Useful Hints And Tips - Storing Herbs And Spices

Heat, light and age are the three worst enemies of herbs and spices, so do not store them in glass jars, which are out on display in the kitchen. Instead, consider dedicating a small cupboard or a drawer to your ingredients, as this will keep them as cool and as dark as possible. Spices such as turmeric, curry powder, ground cloves and paprika should always be stored in glass or metal containers, as there is a danger that they will erode their original packaging over time. Ideally, all herbs and spices should be transferred to airtight containers, once opened (and a paperclip over the top of the bag does not count as airtight!)

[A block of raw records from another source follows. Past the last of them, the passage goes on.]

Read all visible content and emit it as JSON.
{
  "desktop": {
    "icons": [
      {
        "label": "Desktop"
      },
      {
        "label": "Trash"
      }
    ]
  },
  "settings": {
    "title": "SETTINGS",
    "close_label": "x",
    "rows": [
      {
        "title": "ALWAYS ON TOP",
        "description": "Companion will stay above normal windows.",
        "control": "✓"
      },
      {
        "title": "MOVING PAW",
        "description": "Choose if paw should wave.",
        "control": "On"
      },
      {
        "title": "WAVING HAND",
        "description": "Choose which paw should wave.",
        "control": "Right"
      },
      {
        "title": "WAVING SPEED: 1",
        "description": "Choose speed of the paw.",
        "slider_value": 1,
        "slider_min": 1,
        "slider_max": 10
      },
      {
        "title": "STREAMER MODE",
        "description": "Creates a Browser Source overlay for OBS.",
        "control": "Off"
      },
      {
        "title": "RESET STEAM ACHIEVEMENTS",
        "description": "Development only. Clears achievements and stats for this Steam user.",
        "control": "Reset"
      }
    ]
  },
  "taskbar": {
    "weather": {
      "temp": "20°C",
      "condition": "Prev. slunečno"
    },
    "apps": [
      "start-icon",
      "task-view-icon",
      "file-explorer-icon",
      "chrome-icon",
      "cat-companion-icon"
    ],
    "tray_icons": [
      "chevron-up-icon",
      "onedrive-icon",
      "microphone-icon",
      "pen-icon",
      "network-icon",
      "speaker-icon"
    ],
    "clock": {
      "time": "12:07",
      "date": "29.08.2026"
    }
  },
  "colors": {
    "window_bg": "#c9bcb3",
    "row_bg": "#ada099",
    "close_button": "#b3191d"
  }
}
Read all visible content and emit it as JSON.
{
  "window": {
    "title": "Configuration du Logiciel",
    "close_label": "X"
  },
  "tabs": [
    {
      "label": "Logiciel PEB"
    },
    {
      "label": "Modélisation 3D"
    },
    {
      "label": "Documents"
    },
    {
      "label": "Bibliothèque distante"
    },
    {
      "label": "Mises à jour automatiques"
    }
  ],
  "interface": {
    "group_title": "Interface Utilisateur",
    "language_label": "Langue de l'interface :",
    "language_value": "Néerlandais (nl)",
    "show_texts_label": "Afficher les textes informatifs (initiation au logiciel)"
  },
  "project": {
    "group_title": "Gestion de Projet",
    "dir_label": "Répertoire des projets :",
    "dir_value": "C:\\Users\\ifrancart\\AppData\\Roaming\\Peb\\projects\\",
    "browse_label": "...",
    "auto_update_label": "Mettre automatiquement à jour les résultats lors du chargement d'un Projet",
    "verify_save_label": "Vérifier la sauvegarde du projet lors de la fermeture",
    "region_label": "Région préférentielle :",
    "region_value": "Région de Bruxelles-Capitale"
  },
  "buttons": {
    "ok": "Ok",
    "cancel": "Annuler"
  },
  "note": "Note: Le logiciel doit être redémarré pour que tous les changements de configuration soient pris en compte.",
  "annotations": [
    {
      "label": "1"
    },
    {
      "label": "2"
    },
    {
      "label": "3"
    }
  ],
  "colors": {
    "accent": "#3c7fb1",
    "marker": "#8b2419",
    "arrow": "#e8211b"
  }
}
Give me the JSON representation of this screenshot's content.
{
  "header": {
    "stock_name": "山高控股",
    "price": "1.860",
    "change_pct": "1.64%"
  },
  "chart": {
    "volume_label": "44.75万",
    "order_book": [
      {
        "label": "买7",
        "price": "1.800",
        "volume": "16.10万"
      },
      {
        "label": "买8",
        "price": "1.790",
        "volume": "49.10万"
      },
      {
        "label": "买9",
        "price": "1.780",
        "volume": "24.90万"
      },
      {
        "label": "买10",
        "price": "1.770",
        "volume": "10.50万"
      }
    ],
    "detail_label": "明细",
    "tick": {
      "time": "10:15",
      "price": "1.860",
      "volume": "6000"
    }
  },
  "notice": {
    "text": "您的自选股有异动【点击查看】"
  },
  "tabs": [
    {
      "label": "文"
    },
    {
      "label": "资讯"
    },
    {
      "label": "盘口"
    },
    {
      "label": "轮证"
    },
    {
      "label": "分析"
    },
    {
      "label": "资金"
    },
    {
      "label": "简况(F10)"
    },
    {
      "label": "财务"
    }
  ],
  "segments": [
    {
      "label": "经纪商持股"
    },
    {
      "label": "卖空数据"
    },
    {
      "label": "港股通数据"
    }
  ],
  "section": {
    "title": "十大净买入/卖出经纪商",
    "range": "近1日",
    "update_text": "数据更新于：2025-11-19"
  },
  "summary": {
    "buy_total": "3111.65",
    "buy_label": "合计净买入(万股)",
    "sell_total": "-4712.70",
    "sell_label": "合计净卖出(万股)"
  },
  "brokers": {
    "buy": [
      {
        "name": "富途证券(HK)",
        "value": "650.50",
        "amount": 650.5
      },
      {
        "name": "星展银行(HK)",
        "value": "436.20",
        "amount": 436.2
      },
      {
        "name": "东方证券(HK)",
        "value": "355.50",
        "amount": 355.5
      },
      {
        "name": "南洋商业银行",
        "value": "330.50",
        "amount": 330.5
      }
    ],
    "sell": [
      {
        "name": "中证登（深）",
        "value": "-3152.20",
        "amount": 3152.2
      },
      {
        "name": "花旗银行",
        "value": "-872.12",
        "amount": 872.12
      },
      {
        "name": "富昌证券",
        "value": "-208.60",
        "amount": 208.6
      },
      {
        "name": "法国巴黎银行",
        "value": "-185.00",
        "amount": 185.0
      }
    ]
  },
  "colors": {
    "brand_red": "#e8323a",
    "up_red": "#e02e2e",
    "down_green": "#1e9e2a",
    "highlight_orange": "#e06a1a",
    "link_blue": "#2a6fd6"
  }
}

There are some experts who recommend replacing spice stores every six months. In fact, individual herbs and spices have shelf lives which vary widely. For example, ingredients like vanilla pods have the shortest shelf life, as do seeds like sesame and poppy – they generally do not keep as long as spices. If green herbs lose their colour and scent, it does not mean that they are inedible, but it does mean that they have lost their potency and should be replaced. You should keep a note of use-by dates, when you transfer herbs and spices to personal containers, by writing it in pencil on the label, so it can be rubbed out and re-written with each refill. It might sound like an obvious piece of advice, but never top up partly used containers with new spices - always wash and thoroughly dry containers before refilling.

The best way to avoid waste (and save money) is to buy SMALL packets of those herbs and spices which you use rarely. See our Mini-Bag range for inspiration.


In the UK, it is not always possible to grow everything that you might need throughout the year, and not everybody has the facilities for growing. There are some people who do not have access to the fresh herbs now available from larger food stores. In this case, keeping some essential dried herbs is a good way to extend the range of recipes which can be created all year round.

Dried herbs are more concentrated than fresh herbs, so you should use smaller quantities. The recommended conversion is to substitute teaspoons for tablespoons. So, two teaspoons of dried oregano would equal two tablespoons of fresh oregano, (these measurements rarely have to be exact, so you can use personal judgement, if a recipe calls for `a handful’ of a spice).

Sometimes, dried herbs and spices cannot be substituted for one another. For example, using dried herbs to make pesto is a recipe for disaster. Generally, the degree to which fresh herbs are a central component of a dish will dictate how successfully they can be substituted for dried herbs.

Do remember that ground ginger cannot be used as a substitute for root ginger, as the flavours are completely different.

It is the case, however, that dried herbs can be just as good as fresh herbs in most circumstances. For example; in a salad dressing, or in any dish where dried herbs become saturated. Sauces, stews and casseroles can be very successfully flavoured with dried herbs. In fact, ingredients like bay Leaves are almost never used fresh. Plus, bread making is another area where dried herbs can be more successful than fresh ones.


Allergies relating to herbs and spices are rare, with only 2% of all cases being definitively linked to the consumption of this kind of ingredient. However, three spices have been identified by the EU as requiring specific labelling. They are as follows:

  • Celery Seeds
  • Mustard
  • Sesame Seeds

If an allergy is present, the reaction to these ingredients can be severe (as severe as for peanuts), so cooks are advised to prepare dishes carefully, in order to avoid accidental contamination. This means using separate cooking containers, separate stirring and serving utensils and washing hands after handling these ingredients. It is helpful to inform dinner guests of their presence within a meal, before it is served – just in case somebody does have an allergy. If young children are present, it may be sensible to avoid serving these particular ingredients altogether, unless you have checked for allergies with their parents first.

Sufferers may also have to take into account the botanical relationships between products, and each person (or their parent) will develop their own list of herbs and spices which need to be avoided. A cook can help with this by listening carefully, and taking a practical approach. One of the main problems which allergy sufferers face is disbelief, and the attitude that `a little bit cannot do any harm.’ In fact, a little could be very dangerous.

If the allergy sufferer is a relative, and you are likely to be cooking for them regularly, it is well worth understanding their problem, so that they feel like your house is a safe haven. Do remember that allergies are not static, and that children are prone to grow out of them, so a strict regime of avoidance may gradually be relaxed, as foods are carefully re-introduced under controlled conditions. This does NOT mean that they were never allergic to the food in the first place! In summary:

  • Be kind, as life for an allergy sufferer can be hard enough, without cooks being frustrated about the extra effort it takes to feed them.
  • Double check ingredients which you are not sure about; sufferers will not mind being asked. 
  • Everyone else can eat what they want, but cross-contamination between their food and food destined for the allergy sufferer must be avoided.